Data records for software interfaces:
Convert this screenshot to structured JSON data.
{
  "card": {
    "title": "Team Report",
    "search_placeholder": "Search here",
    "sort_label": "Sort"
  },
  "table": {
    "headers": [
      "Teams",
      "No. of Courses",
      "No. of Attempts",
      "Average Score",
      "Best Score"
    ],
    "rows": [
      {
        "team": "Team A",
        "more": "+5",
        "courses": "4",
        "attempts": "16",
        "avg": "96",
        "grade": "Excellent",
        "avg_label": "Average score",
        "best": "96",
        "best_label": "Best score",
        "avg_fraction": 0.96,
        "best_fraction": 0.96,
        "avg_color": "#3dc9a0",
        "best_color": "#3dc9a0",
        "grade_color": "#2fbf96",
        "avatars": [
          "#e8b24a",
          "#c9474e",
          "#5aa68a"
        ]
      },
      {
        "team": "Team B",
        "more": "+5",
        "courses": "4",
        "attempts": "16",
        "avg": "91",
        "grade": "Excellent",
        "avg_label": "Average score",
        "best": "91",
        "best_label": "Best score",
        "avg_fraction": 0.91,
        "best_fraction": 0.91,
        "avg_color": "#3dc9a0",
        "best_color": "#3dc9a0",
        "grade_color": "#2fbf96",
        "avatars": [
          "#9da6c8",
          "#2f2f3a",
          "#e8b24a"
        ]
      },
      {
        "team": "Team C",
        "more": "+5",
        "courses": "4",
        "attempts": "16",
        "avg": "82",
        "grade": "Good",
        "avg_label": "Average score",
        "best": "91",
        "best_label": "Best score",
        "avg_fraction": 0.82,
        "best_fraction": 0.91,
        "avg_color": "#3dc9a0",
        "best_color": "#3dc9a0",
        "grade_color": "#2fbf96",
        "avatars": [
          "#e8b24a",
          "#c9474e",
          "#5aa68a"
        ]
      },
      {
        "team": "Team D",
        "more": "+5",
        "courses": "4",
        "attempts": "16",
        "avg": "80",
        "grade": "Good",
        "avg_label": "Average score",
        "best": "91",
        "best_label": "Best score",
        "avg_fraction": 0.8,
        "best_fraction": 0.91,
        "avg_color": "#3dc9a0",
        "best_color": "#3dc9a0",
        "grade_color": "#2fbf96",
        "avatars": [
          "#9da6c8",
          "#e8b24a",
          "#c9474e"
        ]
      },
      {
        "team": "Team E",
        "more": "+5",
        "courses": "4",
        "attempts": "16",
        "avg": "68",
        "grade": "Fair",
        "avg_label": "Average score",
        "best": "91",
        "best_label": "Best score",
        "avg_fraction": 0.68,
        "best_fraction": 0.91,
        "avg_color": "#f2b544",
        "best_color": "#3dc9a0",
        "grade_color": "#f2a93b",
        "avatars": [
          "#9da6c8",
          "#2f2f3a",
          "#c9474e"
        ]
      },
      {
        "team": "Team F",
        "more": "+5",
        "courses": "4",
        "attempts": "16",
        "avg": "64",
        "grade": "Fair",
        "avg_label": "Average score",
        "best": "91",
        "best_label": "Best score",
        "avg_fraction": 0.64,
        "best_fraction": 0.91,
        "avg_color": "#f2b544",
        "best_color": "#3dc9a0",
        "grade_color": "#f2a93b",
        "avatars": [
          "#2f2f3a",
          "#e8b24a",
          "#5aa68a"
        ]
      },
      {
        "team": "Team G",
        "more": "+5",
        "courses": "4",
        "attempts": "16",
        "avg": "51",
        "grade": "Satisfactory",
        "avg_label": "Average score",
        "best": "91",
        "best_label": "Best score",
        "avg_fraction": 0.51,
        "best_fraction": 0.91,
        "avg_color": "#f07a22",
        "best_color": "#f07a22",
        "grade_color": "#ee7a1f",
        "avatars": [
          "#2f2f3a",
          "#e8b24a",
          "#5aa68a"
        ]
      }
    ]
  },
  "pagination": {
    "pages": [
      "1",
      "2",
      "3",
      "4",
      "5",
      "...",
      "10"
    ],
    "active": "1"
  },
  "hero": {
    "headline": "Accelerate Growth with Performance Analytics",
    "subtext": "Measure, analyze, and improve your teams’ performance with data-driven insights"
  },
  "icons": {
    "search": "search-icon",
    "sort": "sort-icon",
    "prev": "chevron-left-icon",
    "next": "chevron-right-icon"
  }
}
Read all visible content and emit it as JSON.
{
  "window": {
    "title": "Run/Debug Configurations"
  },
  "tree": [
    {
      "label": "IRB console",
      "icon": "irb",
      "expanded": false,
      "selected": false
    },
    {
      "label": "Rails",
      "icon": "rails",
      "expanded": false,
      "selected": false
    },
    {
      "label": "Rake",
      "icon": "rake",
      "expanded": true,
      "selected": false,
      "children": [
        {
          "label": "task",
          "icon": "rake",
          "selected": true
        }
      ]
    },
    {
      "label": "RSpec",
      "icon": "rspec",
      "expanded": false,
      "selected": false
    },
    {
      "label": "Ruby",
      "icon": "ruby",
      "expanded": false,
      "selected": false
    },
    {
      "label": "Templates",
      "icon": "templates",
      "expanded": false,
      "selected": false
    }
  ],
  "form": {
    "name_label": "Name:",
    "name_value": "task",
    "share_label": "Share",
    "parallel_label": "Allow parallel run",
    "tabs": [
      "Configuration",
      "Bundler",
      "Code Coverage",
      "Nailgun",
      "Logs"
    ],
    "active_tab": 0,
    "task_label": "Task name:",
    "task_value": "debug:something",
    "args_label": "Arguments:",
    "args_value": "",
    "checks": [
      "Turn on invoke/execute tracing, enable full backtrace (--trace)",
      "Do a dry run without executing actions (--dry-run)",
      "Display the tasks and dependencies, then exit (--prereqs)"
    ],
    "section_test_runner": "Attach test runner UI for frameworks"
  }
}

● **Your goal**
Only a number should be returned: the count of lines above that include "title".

● **Final answer**
2